▸ **PROBLEM STATEMENT**:
Check each line of the data, and copy those where "name" appears.

(Beginning of DATA RECORDS)

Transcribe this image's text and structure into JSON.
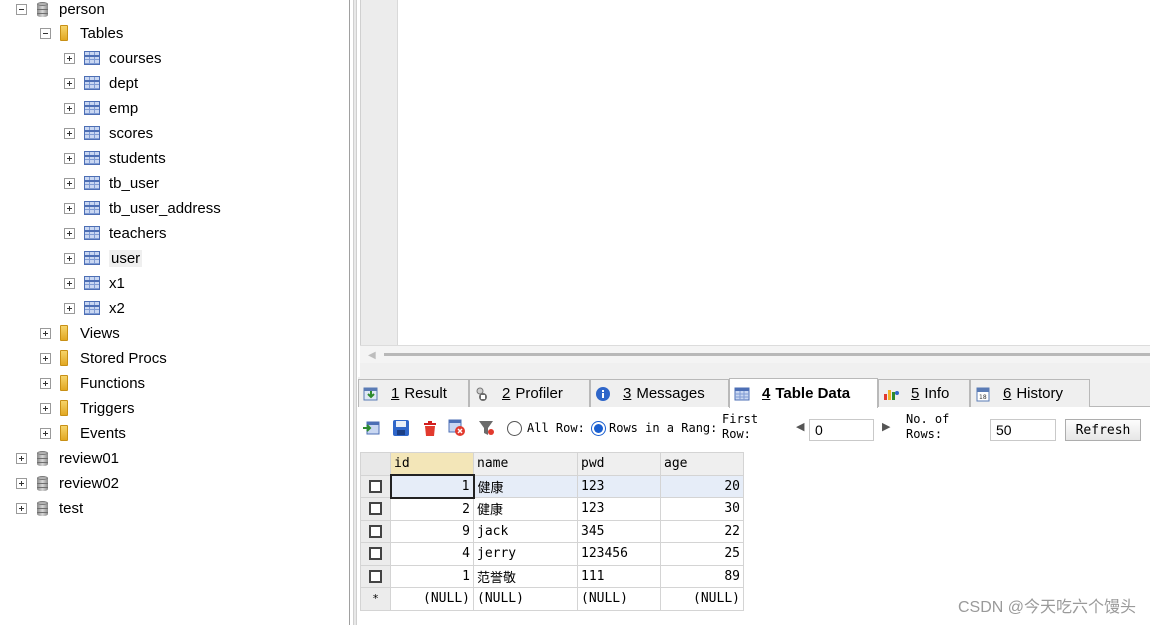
{
  "tree": {
    "database": "person",
    "tables_folder": "Tables",
    "tables": [
      "courses",
      "dept",
      "emp",
      "scores",
      "students",
      "tb_user",
      "tb_user_address",
      "teachers",
      "user",
      "x1",
      "x2"
    ],
    "selected_table": "user",
    "folders": [
      "Views",
      "Stored Procs",
      "Functions",
      "Triggers",
      "Events"
    ],
    "other_databases": [
      "review01",
      "review02",
      "test"
    ]
  },
  "tabs": [
    {
      "num": "1",
      "label": "Result",
      "icon": "result-icon"
    },
    {
      "num": "2",
      "label": "Profiler",
      "icon": "profiler-icon"
    },
    {
      "num": "3",
      "label": "Messages",
      "icon": "messages-icon"
    },
    {
      "num": "4",
      "label": "Table Data",
      "icon": "table-data-icon",
      "active": true
    },
    {
      "num": "5",
      "label": "Info",
      "icon": "info-icon"
    },
    {
      "num": "6",
      "label": "History",
      "icon": "history-icon"
    }
  ],
  "toolbar": {
    "all_rows_label": "All Row:",
    "rows_range_label": "Rows in a Rang:",
    "rows_range_selected": true,
    "first_row_label_1": "First",
    "first_row_label_2": "Row:",
    "first_row_value": "0",
    "no_rows_label_1": "No. of",
    "no_rows_label_2": "Rows:",
    "no_rows_value": "50",
    "refresh_label": "Refresh"
  },
  "grid": {
    "columns": [
      "id",
      "name",
      "pwd",
      "age"
    ],
    "rows": [
      {
        "id": "1",
        "name": "健康",
        "pwd": "123",
        "age": "20"
      },
      {
        "id": "2",
        "name": "健康",
        "pwd": "123",
        "age": "30"
      },
      {
        "id": "9",
        "name": "jack",
        "pwd": "345",
        "age": "22"
      },
      {
        "id": "4",
        "name": "jerry",
        "pwd": "123456",
        "age": "25"
      },
      {
        "id": "1",
        "name": "范誉敬",
        "pwd": "111",
        "age": "89"
      }
    ],
    "new_row_marker": "*",
    "null_text": "(NULL)"
  },
  "watermark": "CSDN @今天吃六个馒头"
}
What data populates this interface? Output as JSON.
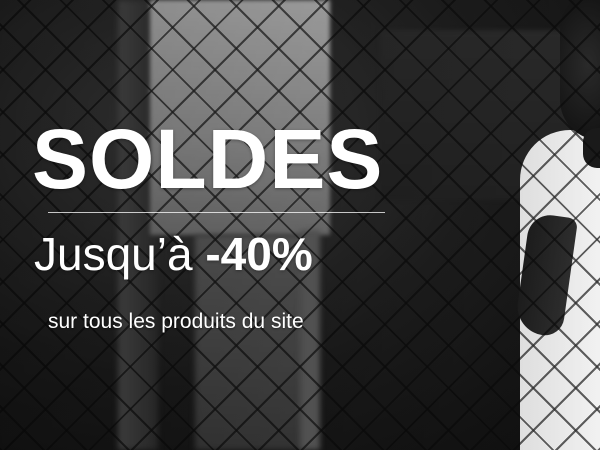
{
  "banner": {
    "headline": "SOLDES",
    "discount_prefix": "Jusqu’à",
    "discount_amount": "-40%",
    "subtext": "sur tous les produits du site"
  },
  "background": {
    "description_style": "grayscale photo behind chain-link fence",
    "colors": {
      "text": "#ffffff",
      "dark": "#1a1a1a",
      "shirt": "#f0f0f0"
    }
  }
}
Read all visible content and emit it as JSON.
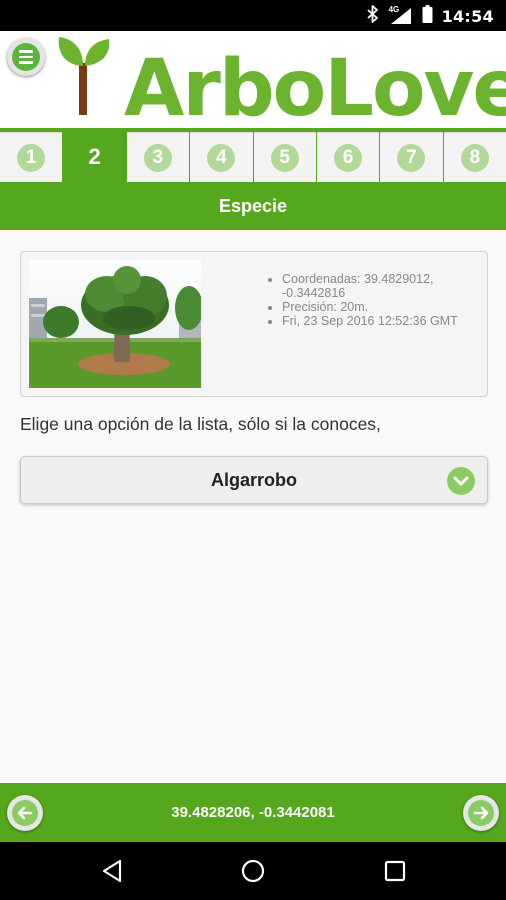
{
  "status_bar": {
    "time": "14:54",
    "network": "4G",
    "icons": [
      "bluetooth-icon",
      "signal-icon",
      "battery-icon"
    ]
  },
  "header": {
    "title": "ArboLove",
    "menu_icon": "menu-icon"
  },
  "steps": [
    {
      "label": "1",
      "active": false
    },
    {
      "label": "2",
      "active": true
    },
    {
      "label": "3",
      "active": false
    },
    {
      "label": "4",
      "active": false
    },
    {
      "label": "5",
      "active": false
    },
    {
      "label": "6",
      "active": false
    },
    {
      "label": "7",
      "active": false
    },
    {
      "label": "8",
      "active": false
    }
  ],
  "section": {
    "title": "Especie"
  },
  "info": {
    "coords_line1": "Coordenadas: 39.4829012,",
    "coords_line2": "-0.3442816",
    "precision": "Precisión: 20m.",
    "date": "Fri, 23 Sep 2016 12:52:36 GMT"
  },
  "prompt": "Elige una opción de la lista, sólo si la conoces,",
  "species_select": {
    "value": "Algarrobo"
  },
  "footer": {
    "coordinates": "39.4828206, -0.3442081"
  },
  "colors": {
    "brand_green": "#55a81d",
    "logo_green": "#6cb42f",
    "light_green": "#8bcb63"
  }
}
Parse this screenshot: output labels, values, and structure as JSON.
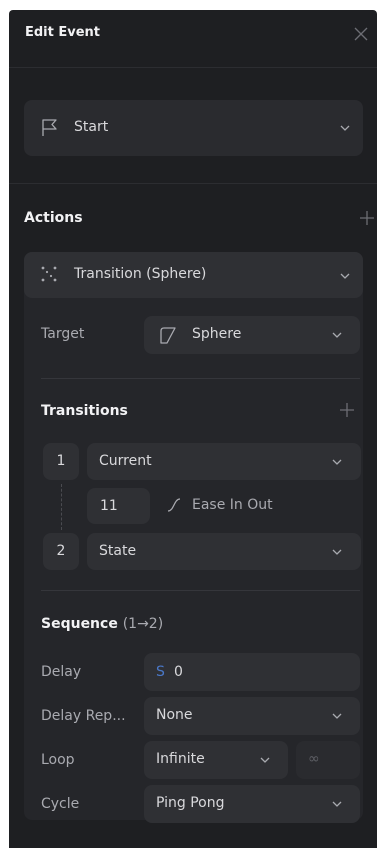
{
  "header": {
    "title": "Edit Event"
  },
  "trigger": {
    "label": "Start"
  },
  "actions": {
    "title": "Actions",
    "action_label": "Transition (Sphere)",
    "target_label": "Target",
    "target_value": "Sphere"
  },
  "transitions": {
    "title": "Transitions",
    "items": [
      {
        "num": "1",
        "value": "Current"
      },
      {
        "num": "2",
        "value": "State"
      }
    ],
    "duration": "11",
    "easing": "Ease In Out"
  },
  "sequence": {
    "title": "Sequence",
    "range": "(1→2)",
    "delay_label": "Delay",
    "delay_unit": "S",
    "delay_value": "0",
    "delay_repeat_label": "Delay Rep...",
    "delay_repeat_value": "None",
    "loop_label": "Loop",
    "loop_value": "Infinite",
    "loop_count_placeholder": "∞",
    "cycle_label": "Cycle",
    "cycle_value": "Ping Pong"
  },
  "colors": {
    "panel": "#1e1f22",
    "field": "#2a2b2f",
    "accent": "#4a78c8"
  }
}
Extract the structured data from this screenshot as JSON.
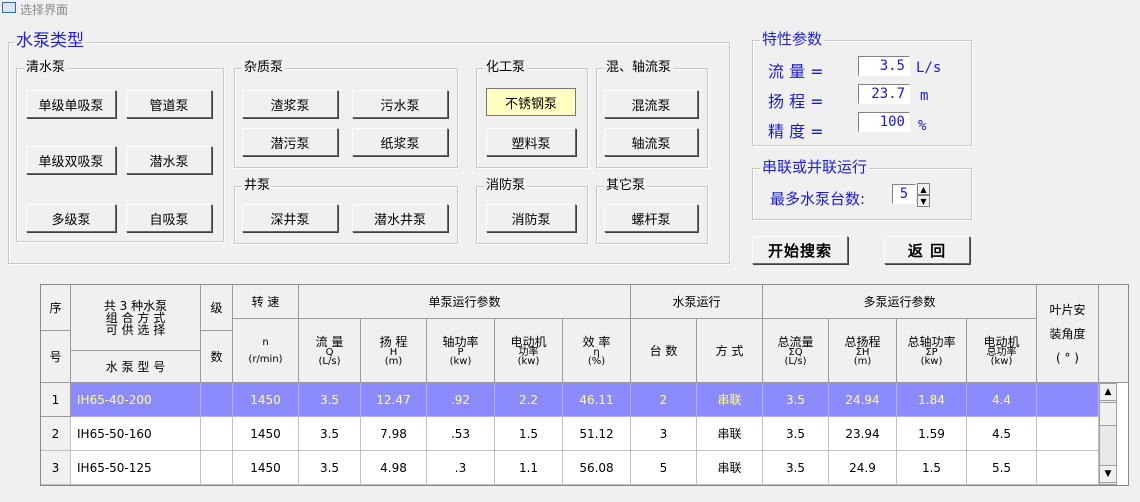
{
  "window": {
    "title": "选择界面"
  },
  "pump_types": {
    "legend": "水泵类型",
    "groups": {
      "clear_water": {
        "legend": "清水泵",
        "buttons": [
          "单级单吸泵",
          "管道泵",
          "单级双吸泵",
          "潜水泵",
          "多级泵",
          "自吸泵"
        ]
      },
      "impurity": {
        "legend": "杂质泵",
        "buttons": [
          "渣浆泵",
          "污水泵",
          "潜污泵",
          "纸浆泵"
        ]
      },
      "well": {
        "legend": "井泵",
        "buttons": [
          "深井泵",
          "潜水井泵"
        ]
      },
      "chemical": {
        "legend": "化工泵",
        "buttons": [
          "不锈钢泵",
          "塑料泵"
        ],
        "selected": "不锈钢泵"
      },
      "mixed_axial": {
        "legend": "混、轴流泵",
        "buttons": [
          "混流泵",
          "轴流泵"
        ]
      },
      "fire": {
        "legend": "消防泵",
        "buttons": [
          "消防泵"
        ]
      },
      "other": {
        "legend": "其它泵",
        "buttons": [
          "螺杆泵"
        ]
      }
    }
  },
  "params": {
    "legend": "特性参数",
    "flow": {
      "label": "流  量 =",
      "value": "3.5",
      "unit": "L/s"
    },
    "head": {
      "label": "扬  程 =",
      "value": "23.7",
      "unit": "m"
    },
    "precision": {
      "label": "精  度 =",
      "value": "100",
      "unit": "%"
    }
  },
  "series": {
    "legend": "串联或并联运行",
    "max_label": "最多水泵台数:",
    "max_value": "5"
  },
  "actions": {
    "search": "开始搜索",
    "back": "返  回"
  },
  "table": {
    "headers": {
      "seq": [
        "序",
        "号"
      ],
      "combo": [
        "共 3 种水泵",
        "组 合 方 式",
        "可 供 选 择"
      ],
      "model": "水 泵 型 号",
      "stage": [
        "级",
        "数"
      ],
      "speed": [
        "转  速",
        "n",
        "(r/min)"
      ],
      "single": "单泵运行参数",
      "flow": [
        "流  量",
        "Q",
        "(L/s)"
      ],
      "head": [
        "扬  程",
        "H",
        "(m)"
      ],
      "shaft": [
        "轴功率",
        "P",
        "(kw)"
      ],
      "motor": [
        "电动机",
        "功率",
        "(kw)"
      ],
      "eff": [
        "效  率",
        "η",
        "(%)"
      ],
      "run": "水泵运行",
      "count": "台  数",
      "mode": "方  式",
      "multi": "多泵运行参数",
      "tflow": [
        "总流量",
        "ΣQ",
        "(L/s)"
      ],
      "thead": [
        "总扬程",
        "ΣH",
        "(m)"
      ],
      "tshaft": [
        "总轴功率",
        "ΣP",
        "(kw)"
      ],
      "tmotor": [
        "电动机",
        "总功率",
        "(kw)"
      ],
      "blade": [
        "叶片安",
        "装角度",
        "( ° )"
      ]
    },
    "rows": [
      {
        "no": "1",
        "model": "IH65-40-200",
        "speed": "1450",
        "q": "3.5",
        "h": "12.47",
        "p": ".92",
        "motor": "2.2",
        "eff": "46.11",
        "count": "2",
        "mode": "串联",
        "tq": "3.5",
        "th": "24.94",
        "tp": "1.84",
        "tm": "4.4",
        "selected": true
      },
      {
        "no": "2",
        "model": "IH65-50-160",
        "speed": "1450",
        "q": "3.5",
        "h": "7.98",
        "p": ".53",
        "motor": "1.5",
        "eff": "51.12",
        "count": "3",
        "mode": "串联",
        "tq": "3.5",
        "th": "23.94",
        "tp": "1.59",
        "tm": "4.5"
      },
      {
        "no": "3",
        "model": "IH65-50-125",
        "speed": "1450",
        "q": "3.5",
        "h": "4.98",
        "p": ".3",
        "motor": "1.1",
        "eff": "56.08",
        "count": "5",
        "mode": "串联",
        "tq": "3.5",
        "th": "24.9",
        "tp": "1.5",
        "tm": "5.5"
      }
    ]
  }
}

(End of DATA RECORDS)

▸ **TASK OUTPUT**:
      "name",
        "name": "健康",
        "name": "健康",
        "name": "jack",
        "name": "jerry",
        "name": "范誉敬",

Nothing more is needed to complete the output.